The success of the first book series also received a healthy boost from the Edgar & Ellen online community, along with a Times Square Billboard, a trivia slide that appeared in more than 1,000 movie theaters, short cartoons, and slides in global theme parks. Simon & Schuster Vice President and Associate Publisher Ellen Krieger says, "We view Edgar & Ellen as a long-term property, and will continue investing in the next series of books beginning in spring '08. In fact, we believe it has the potential to be a New York Times Best-Seller book series.

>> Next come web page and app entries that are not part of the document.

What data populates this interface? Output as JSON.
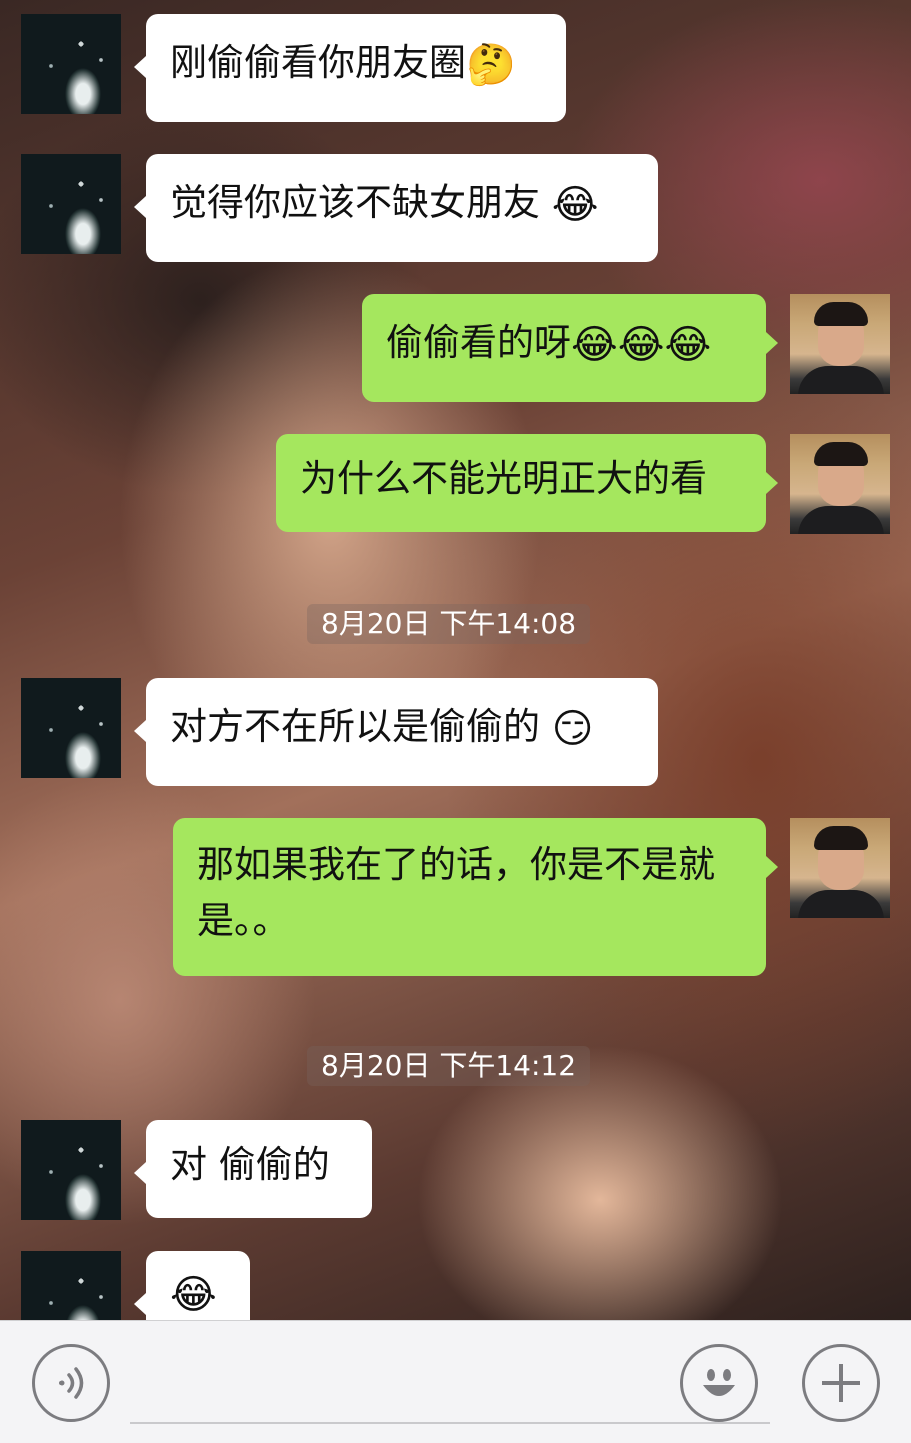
{
  "messages": [
    {
      "id": "m1",
      "side": "in",
      "text": "刚偷偷看你朋友圈",
      "emoji": "🤔"
    },
    {
      "id": "m2",
      "side": "in",
      "text": "觉得你应该不缺女朋友 ",
      "emoji": "😂"
    },
    {
      "id": "m3",
      "side": "out",
      "text": "偷偷看的呀",
      "emoji": "😂😂😂"
    },
    {
      "id": "m4",
      "side": "out",
      "text": "为什么不能光明正大的看",
      "emoji": ""
    },
    {
      "id": "m5",
      "side": "in",
      "text": "对方不在所以是偷偷的 ",
      "emoji": "😏"
    },
    {
      "id": "m6",
      "side": "out",
      "text": "那如果我在了的话，你是不是就是。。",
      "emoji": ""
    },
    {
      "id": "m7",
      "side": "in",
      "text": "对  偷偷的",
      "emoji": ""
    },
    {
      "id": "m8",
      "side": "in",
      "text": "",
      "emoji": "😂"
    }
  ],
  "timestamps": [
    {
      "id": "t1",
      "text": "8月20日 下午14:08"
    },
    {
      "id": "t2",
      "text": "8月20日 下午14:12"
    }
  ],
  "input_bar": {
    "voice_icon": "voice-icon",
    "emoji_icon": "smiley-icon",
    "plus_icon": "plus-icon",
    "text_value": ""
  }
}
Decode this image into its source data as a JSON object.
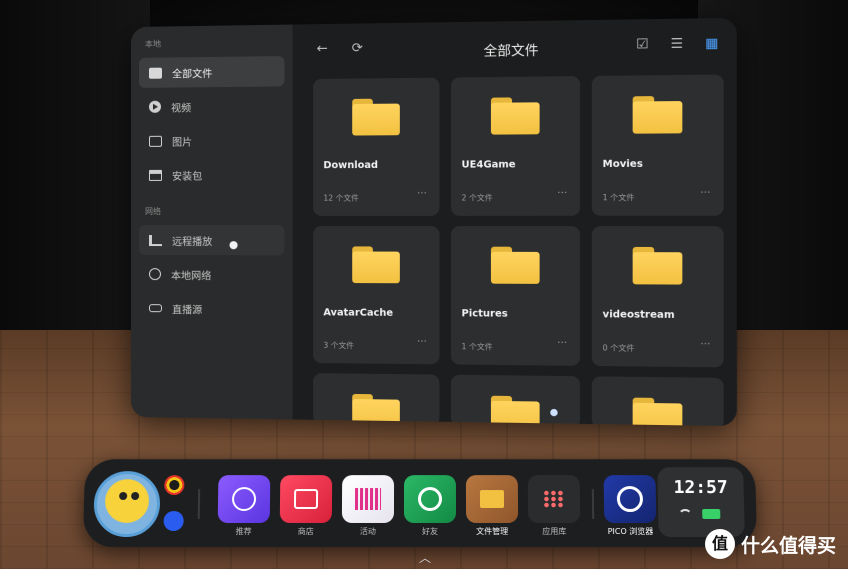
{
  "sidebar": {
    "section_local": "本地",
    "section_network": "网络",
    "items": [
      {
        "label": "全部文件",
        "icon": "folder-icon"
      },
      {
        "label": "视频",
        "icon": "video-icon"
      },
      {
        "label": "图片",
        "icon": "image-icon"
      },
      {
        "label": "安装包",
        "icon": "package-icon"
      },
      {
        "label": "远程播放",
        "icon": "remote-play-icon"
      },
      {
        "label": "本地网络",
        "icon": "globe-icon"
      },
      {
        "label": "直播源",
        "icon": "dlna-icon"
      }
    ]
  },
  "header": {
    "title": "全部文件",
    "back_icon": "←",
    "refresh_icon": "⟳",
    "select_icon": "☑",
    "sort_icon": "☰",
    "view_icon": "▦"
  },
  "folders": [
    {
      "name": "Download",
      "count": "12 个文件"
    },
    {
      "name": "UE4Game",
      "count": "2 个文件"
    },
    {
      "name": "Movies",
      "count": "1 个文件"
    },
    {
      "name": "AvatarCache",
      "count": "3 个文件"
    },
    {
      "name": "Pictures",
      "count": "1 个文件"
    },
    {
      "name": "videostream",
      "count": "0 个文件"
    }
  ],
  "more_glyph": "···",
  "dock": {
    "apps": [
      {
        "label": "推荐",
        "color": "#7b4df0"
      },
      {
        "label": "商店",
        "color": "#f2364e"
      },
      {
        "label": "活动",
        "color": "#f0eef4"
      },
      {
        "label": "好友",
        "color": "#1fa05a"
      },
      {
        "label": "文件管理",
        "color": "#a7683b"
      },
      {
        "label": "应用库",
        "color": "#2b2c2e"
      },
      {
        "label": "PICO 浏览器",
        "color": "#1b2c8a"
      }
    ],
    "clock": "12:57"
  },
  "chevron": "︿",
  "watermark": {
    "logo": "值",
    "text": "什么值得买"
  }
}
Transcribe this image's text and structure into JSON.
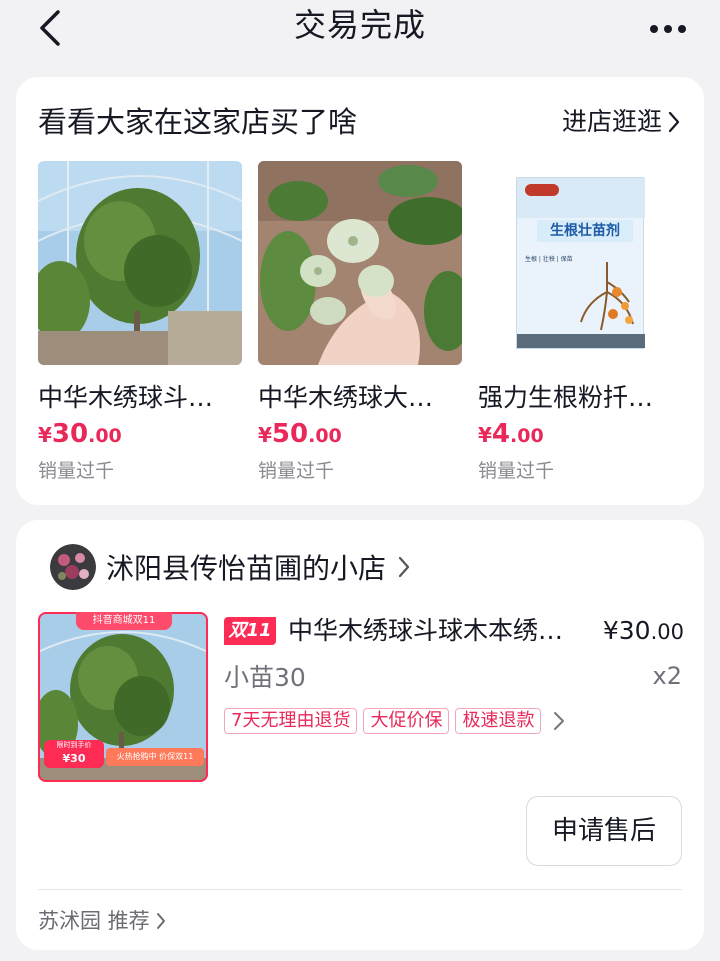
{
  "header": {
    "title": "交易完成",
    "back_icon": "chevron-left-icon",
    "more_icon": "ellipsis-icon"
  },
  "recommend": {
    "title": "看看大家在这家店买了啥",
    "visit_store": "进店逛逛",
    "products": [
      {
        "name": "中华木绣球斗…",
        "price_symbol": "¥",
        "price_int": "30",
        "price_dec": ".00",
        "sales": "销量过千",
        "image": "tree-in-greenhouse"
      },
      {
        "name": "中华木绣球大…",
        "price_symbol": "¥",
        "price_int": "50",
        "price_dec": ".00",
        "sales": "销量过千",
        "image": "flower-bud-in-hand"
      },
      {
        "name": "强力生根粉扦…",
        "price_symbol": "¥",
        "price_int": "4",
        "price_dec": ".00",
        "sales": "销量过千",
        "image": "rooting-powder-packet"
      }
    ],
    "packet_text": {
      "brand_line": "",
      "title": "生根壮苗剂",
      "sub": "生根 | 壮秧 | 保苗"
    }
  },
  "order": {
    "shop_name": "沭阳县传怡苗圃的小店",
    "thumb_banner": "抖音商城双11",
    "thumb_badge_top": "限时到手价",
    "thumb_badge_price": "¥30",
    "thumb_badge_right": "火热抢购中 价保双11",
    "promo_tag": "双11",
    "product_name": "中华木绣球斗球木本绣…",
    "price_int": "¥30",
    "price_dec": ".00",
    "spec": "小苗30",
    "quantity": "x2",
    "services": [
      "7天无理由退货",
      "大促价保",
      "极速退款"
    ],
    "after_sales_button": "申请售后",
    "recommend_text": "苏沭园 推荐"
  },
  "colors": {
    "accent": "#fe2c55",
    "price": "#e8295a",
    "background": "#f2f2f4"
  }
}
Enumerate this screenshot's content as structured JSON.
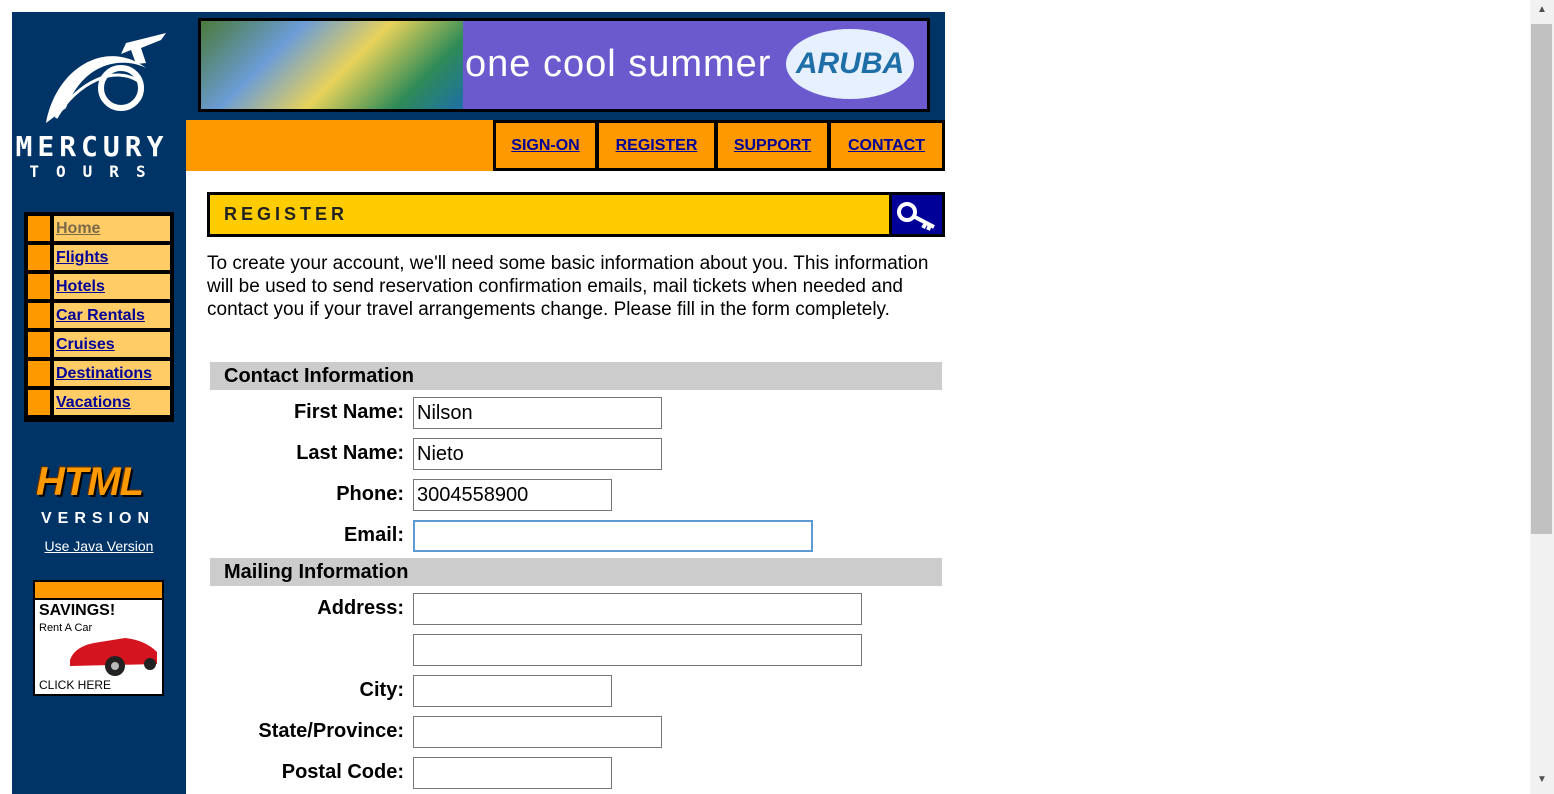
{
  "brand": {
    "name_line1": "MERCURY",
    "name_line2": "TOURS"
  },
  "sidebar": {
    "nav": [
      {
        "label": "Home"
      },
      {
        "label": "Flights"
      },
      {
        "label": "Hotels"
      },
      {
        "label": "Car Rentals"
      },
      {
        "label": "Cruises"
      },
      {
        "label": "Destinations"
      },
      {
        "label": "Vacations"
      }
    ],
    "html_version": {
      "big": "HTML",
      "small": "VERSION"
    },
    "java_link": "Use Java Version",
    "ad": {
      "line1": "SAVINGS!",
      "line2": "Rent A Car",
      "line3": "CLICK HERE"
    }
  },
  "banner": {
    "text": "one cool summer",
    "badge": "ARUBA"
  },
  "topnav": {
    "signon": "SIGN-ON",
    "register": "REGISTER",
    "support": "SUPPORT",
    "contact": "CONTACT"
  },
  "page": {
    "header": "REGISTER",
    "intro": "To create your account, we'll need some basic information about you. This information will be used to send reservation confirmation emails, mail tickets when needed and contact you if your travel arrangements change. Please fill in the form completely."
  },
  "form": {
    "contact_section": "Contact Information",
    "first_name_label": "First Name:",
    "first_name_value": "Nilson",
    "last_name_label": "Last Name:",
    "last_name_value": "Nieto",
    "phone_label": "Phone:",
    "phone_value": "3004558900",
    "email_label": "Email:",
    "email_value": "",
    "mailing_section": "Mailing Information",
    "address_label": "Address:",
    "address1_value": "",
    "address2_value": "",
    "city_label": "City:",
    "city_value": "",
    "state_label": "State/Province:",
    "state_value": "",
    "postal_label": "Postal Code:",
    "postal_value": ""
  },
  "colors": {
    "sidebar_bg": "#003366",
    "accent_orange": "#ff9900",
    "nav_cell": "#ffcc66",
    "header_yellow": "#ffcc00",
    "link_blue": "#000099",
    "section_grey": "#cccccc"
  }
}
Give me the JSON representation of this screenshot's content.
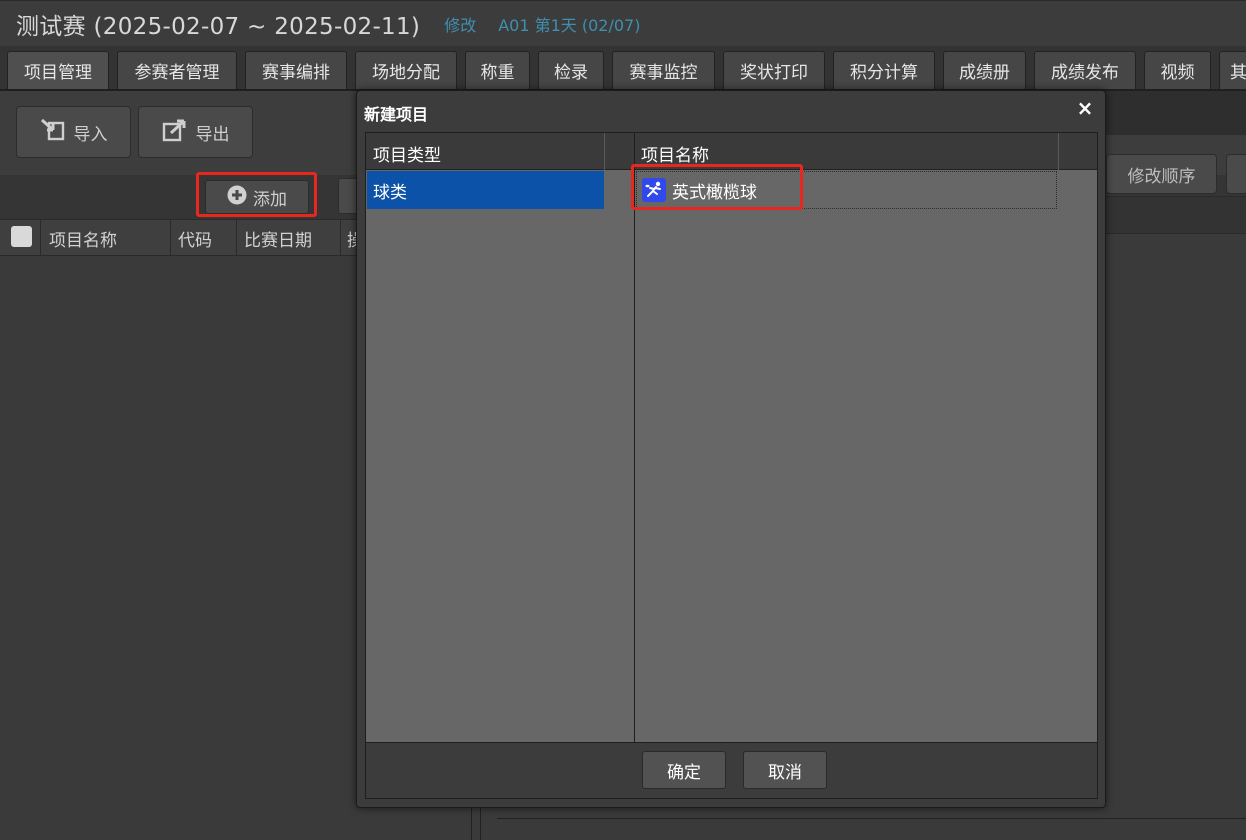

Star Farm is among the very few to truly leverage multimedia with online, TV, books, and retail."
"Patience has been a dwindling virtue among many entertainment property owners as licensing revenues from consumer products are being sought after earlier and earlier to offset production and development costs," explains Marks. "Unfortunately," she continues, "there have been too many cases where early-to-market has translated to early-to-rest for these programs, as consumer awareness and demand have not adequately led product development and retail distribution. In the case of Edgar & Ellen, all major media elements have been put into place, and significant retail, marketing, and promotional programs have been established in advance of the comprehensive consumer products effort. This careful planning will help ensure long-term success for the property and for our licensee and retail partners as this program continues to build momentum."
Timing, agrees Lindsay, is key to the development of Edgar & Ellen in both multiple platforms and retail programs. "In the case of multiple media, Edgar & Ellen first gained an audience through publishing and the online community, before further growing that audience through TV shorts and specials. In August, the full TV series will premiere and continue to take the property to the next level. We are taking a similar approach to licensing. We will lay the foundation with our retail program and focused product assortment to seed the market in 2007, and then will build on that platform with a broader program across key product categories and distribution channels, as well as international markets."
Speaking of overseas markets, continues Lindsay, "we are working with leading global publishers and TV broadcasters to seed the market internationally. We have always valued the importance of having key broadcast partners, and have secured all major English-speaking territories—the U.S., UK, Canada, and Australia. We are continuing to grow Edgar & Ellen internationally, and also have deals throughout Europe and the rest of the world." For licensing, she adds, "we are looking to the U.S. as a model to roll out international programs by territory. As awareness and success stories are built domestically, international plans will focus on growing the brand, as well as focusing efforts on cross-partner opportunities and securing retail exclusives."